Feeling overworked and overwhelmed these days? You’re not alone.
The COVID-19 pandemic has turned our worlds upside down, including our work environments. Whether you’re still working remote or are now back in your office, you are most likely dealing with uncertainty and change in your job unlike ever before.
Back in the 1970s, psychologist Herbert Freudenberger used the word “burnout” to describe the consequences of lasting workplace stress. People who are experiencing burnout aren’t just tired, they experience many unpleasant symptoms.
Here are a few ways you can tell if you’re burned out.
Although feeling tired isn’t the only symptom of burnout, it is a big sign. You might feel emotionally, physically or mentally drained. This can lead to additional problems at work and in your social life.
When you’re experiencing burnout, enthusiasm is hard to find. You might feel unmotivated to continue working or engaging with coworkers. Some people feel so demotivated that they stop tending to their personal hygiene.
Cynicism and frustration
Have you ever stayed up late and then felt grouchy the next day? Burnout can bring about those same emotions. You might find yourself lashing out at others or unable to see the positive aspects of your work.
Burnout makes it difficult for you to focus on the tasks in front of you. Your thoughts might seem scattered. You might frequently lose your train of thought. An inability to concentrate could lead to a noticeable drop in work performance.
In some cases, you might even find yourself unable to shake thoughts about work when you’re off the clock. This tunnel vision elevates your stress levels. It prevents you from separating your personal life from your work life.
Unhealthy coping habits
People who experience burnout often experience a decrease in work satisfaction. That unhappiness can lead to unhealthy coping habits, such as overeating or an overreliance on substances like caffeine and alcohol.
If left uncorrected, these habits can pave the way to all sorts of physical and mental problems. Those might include dehydration, heart disease and depression.
Ways to avoid burnout
Not everyone who works hard ends up suffering from burnout. Use the following tips to stay in a good mental health space:
- Take multiple breaks. Set a timer when you begin an intense, focused work session. When the timer goes off, take a break. Stretch, be social, write in your journal or go for a walk. Get your mind off of work. Then you can start your next work session feeling refreshed.
- Set limits with other people. Sometimes the demands of employers or coworkers can lead you to burnout. Let others know when your workday is over or when you’re unavailable to take on more work throughout the day.

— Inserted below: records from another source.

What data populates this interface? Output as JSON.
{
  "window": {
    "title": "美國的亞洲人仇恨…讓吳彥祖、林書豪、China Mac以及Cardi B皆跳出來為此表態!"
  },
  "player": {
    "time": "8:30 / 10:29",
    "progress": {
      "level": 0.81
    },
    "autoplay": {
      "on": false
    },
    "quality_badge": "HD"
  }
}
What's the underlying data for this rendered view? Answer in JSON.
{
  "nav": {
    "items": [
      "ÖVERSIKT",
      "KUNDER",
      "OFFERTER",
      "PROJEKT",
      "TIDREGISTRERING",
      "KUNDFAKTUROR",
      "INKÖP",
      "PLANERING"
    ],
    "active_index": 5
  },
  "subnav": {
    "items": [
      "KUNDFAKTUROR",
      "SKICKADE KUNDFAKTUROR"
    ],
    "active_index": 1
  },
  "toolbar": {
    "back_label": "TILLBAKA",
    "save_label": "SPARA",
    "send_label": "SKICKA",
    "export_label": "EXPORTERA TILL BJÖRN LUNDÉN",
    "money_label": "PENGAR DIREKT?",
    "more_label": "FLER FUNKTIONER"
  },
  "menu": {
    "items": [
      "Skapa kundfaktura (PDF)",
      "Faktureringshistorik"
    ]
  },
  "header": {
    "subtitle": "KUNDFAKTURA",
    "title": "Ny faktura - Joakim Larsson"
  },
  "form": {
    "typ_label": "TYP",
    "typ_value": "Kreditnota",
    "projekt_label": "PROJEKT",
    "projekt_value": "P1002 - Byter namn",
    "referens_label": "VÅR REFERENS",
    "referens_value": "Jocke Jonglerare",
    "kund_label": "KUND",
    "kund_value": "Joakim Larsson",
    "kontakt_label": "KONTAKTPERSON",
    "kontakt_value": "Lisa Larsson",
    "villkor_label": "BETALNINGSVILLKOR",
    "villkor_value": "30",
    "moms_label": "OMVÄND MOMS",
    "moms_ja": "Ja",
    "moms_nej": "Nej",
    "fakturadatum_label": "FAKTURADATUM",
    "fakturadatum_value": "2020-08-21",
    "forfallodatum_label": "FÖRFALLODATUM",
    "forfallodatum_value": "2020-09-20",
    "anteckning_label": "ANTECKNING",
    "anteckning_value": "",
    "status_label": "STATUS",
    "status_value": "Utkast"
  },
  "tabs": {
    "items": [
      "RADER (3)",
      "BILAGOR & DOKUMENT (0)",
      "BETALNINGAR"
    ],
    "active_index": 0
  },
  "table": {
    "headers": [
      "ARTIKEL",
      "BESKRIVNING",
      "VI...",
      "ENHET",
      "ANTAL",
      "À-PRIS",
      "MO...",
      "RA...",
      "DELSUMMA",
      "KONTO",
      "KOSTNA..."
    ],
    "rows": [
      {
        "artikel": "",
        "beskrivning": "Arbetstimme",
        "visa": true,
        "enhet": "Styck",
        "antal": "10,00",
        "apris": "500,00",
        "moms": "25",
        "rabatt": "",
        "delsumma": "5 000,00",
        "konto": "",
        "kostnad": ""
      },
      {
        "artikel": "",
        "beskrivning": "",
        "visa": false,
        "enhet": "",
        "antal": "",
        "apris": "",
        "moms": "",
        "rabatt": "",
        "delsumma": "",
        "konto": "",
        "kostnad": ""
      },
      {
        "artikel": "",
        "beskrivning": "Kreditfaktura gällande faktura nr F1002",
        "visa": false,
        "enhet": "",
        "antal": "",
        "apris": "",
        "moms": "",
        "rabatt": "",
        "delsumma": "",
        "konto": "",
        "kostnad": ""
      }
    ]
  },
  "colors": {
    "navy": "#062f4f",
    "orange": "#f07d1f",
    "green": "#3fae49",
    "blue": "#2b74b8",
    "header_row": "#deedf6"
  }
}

- Remember to abide by your own rules. It’s easy for a quick email to a coworker to snowball into an extra 30 minutes of work. When you turn off your computer for the day, don’t turn it back on.